by Michael Brennan
Pooling - You(7)
Pooling - You(1)
Pooling - You
In the nearly empty front room of the gallery are a pair of shin-high entablatures of syrupy blue glass. At first it's not clear whether these flattened cubes are solid glass or some kind of cast resin, but the scuffed dustiness of their outside edge, which is not unlike the barrel-ringed frost often found on old and worn Coke bottles, is the tip-off. With each block weighing in at over 1,000 pounds, this is an extravagant use of material, even by Minimalist standards.
This rich combination recalls Horn's Gold Field, 1980-82, a wrinkled 4 x 5 foot piece of pure gold that the artist laid out across the floor like a doormat. The new work is entitled Untitled (Flannery), presumably for writer Flannery O'Connor, and thus it extends Horn's history of literary reference within her work, which has so far touched on Dickinson, Kafka and Blake, among others. This piece also recalls Horn's Iceland photographs -- an extensive series of books depicting lava, steam and other marvels of geology and weather -- especially when you consider that Iceland itself, as Horn has documented so well, is a geological furnace, and when you consider how many therms are required to turn sand into this sort of solid, clear glass. Untitled (Flannery) also relates to this show's overall theme of water, not only in its limpid blue color, but also in elemental terms of physics, in which glass can be considered a highly viscous liquid. It also denotes Horn's continuous preoccupation with pairs as a favored format.
Installed in the back gallery was Pooling - You, a set of seven photolithographs, each depicting different aspects of a fictional maelstrom off the coast of Iceland. Using a lithographic stone to render water gives the series a formal underpinning that is -- elemental. The pictures range from an image of a stormy, churning white water to a close-up view of gigantic eddies and whorls and, through what appears to be super-high magnification, an unfocused array of soft, muddy color. Although the pictures are not hung in sequence, the effect of the intense magnification is one that draws the viewer in, allowing safe immersion into an all-swallowing sea.

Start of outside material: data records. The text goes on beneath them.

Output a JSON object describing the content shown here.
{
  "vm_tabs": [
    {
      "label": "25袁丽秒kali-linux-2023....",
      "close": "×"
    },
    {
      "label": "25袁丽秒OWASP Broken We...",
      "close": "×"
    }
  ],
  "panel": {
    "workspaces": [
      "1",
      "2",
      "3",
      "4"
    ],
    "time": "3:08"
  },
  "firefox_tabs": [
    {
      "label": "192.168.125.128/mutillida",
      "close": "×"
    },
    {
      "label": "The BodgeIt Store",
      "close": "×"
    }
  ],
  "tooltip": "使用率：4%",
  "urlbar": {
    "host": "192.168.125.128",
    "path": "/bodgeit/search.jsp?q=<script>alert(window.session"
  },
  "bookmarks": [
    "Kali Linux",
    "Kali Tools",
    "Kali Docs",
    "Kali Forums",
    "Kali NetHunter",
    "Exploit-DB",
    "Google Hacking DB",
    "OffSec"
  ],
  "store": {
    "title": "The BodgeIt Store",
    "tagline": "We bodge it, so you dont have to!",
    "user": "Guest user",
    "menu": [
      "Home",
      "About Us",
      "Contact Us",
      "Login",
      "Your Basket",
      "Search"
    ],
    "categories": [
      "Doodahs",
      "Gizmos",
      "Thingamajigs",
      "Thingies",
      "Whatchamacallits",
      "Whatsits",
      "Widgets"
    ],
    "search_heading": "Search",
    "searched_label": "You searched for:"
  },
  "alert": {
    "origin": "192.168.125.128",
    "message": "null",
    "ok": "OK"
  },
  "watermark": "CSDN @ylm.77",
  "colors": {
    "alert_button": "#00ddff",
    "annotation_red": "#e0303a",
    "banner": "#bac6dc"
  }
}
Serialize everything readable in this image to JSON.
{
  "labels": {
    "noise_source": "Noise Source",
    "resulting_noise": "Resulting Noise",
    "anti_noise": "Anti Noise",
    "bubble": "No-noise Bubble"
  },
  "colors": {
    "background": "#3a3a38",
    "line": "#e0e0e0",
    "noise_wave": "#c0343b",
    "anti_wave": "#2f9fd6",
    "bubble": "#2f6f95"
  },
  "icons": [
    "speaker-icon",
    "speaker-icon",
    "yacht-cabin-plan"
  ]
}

How unusual it is to find such a romantic metaphor in an essentially conceptual context! Horn once stated, "the more theatrical a work is, the more it tends to pacify the viewer. I want the viewer to take an active role." And Pooling - You is the visual equivalent of Action Park, taking viewers from the edge of a storm and then plunging them headlong into the break where swirling black water descends in a crushing vortex. Edgar Allan Poe describes this exact terror best in his short story A Descent into the Maelstrom:
Hanging, as if by magic, midway down, upon the interior surface of a funnel vast in circumference, prodigious in depth, and whose perfectly smooth sides might have been mistaken for ebony, but for the bewildering rapidity with which they spun around, and for the gleaming and ghastly radiance they shot forth, as the rays of the full moon, from that circular rift amid the clouds which I have already described, streamed in a flood of golden glory along the black walls, and far away down into the inmost recesses of the abyss.
Roni Horn at Matthew Marks Gallery, Sept. 13-Nov. 8, 1997, 523 West 24th Street, New York, N.Y. 10011
MICHAEL BRENNAN is a New York painter who writes on art.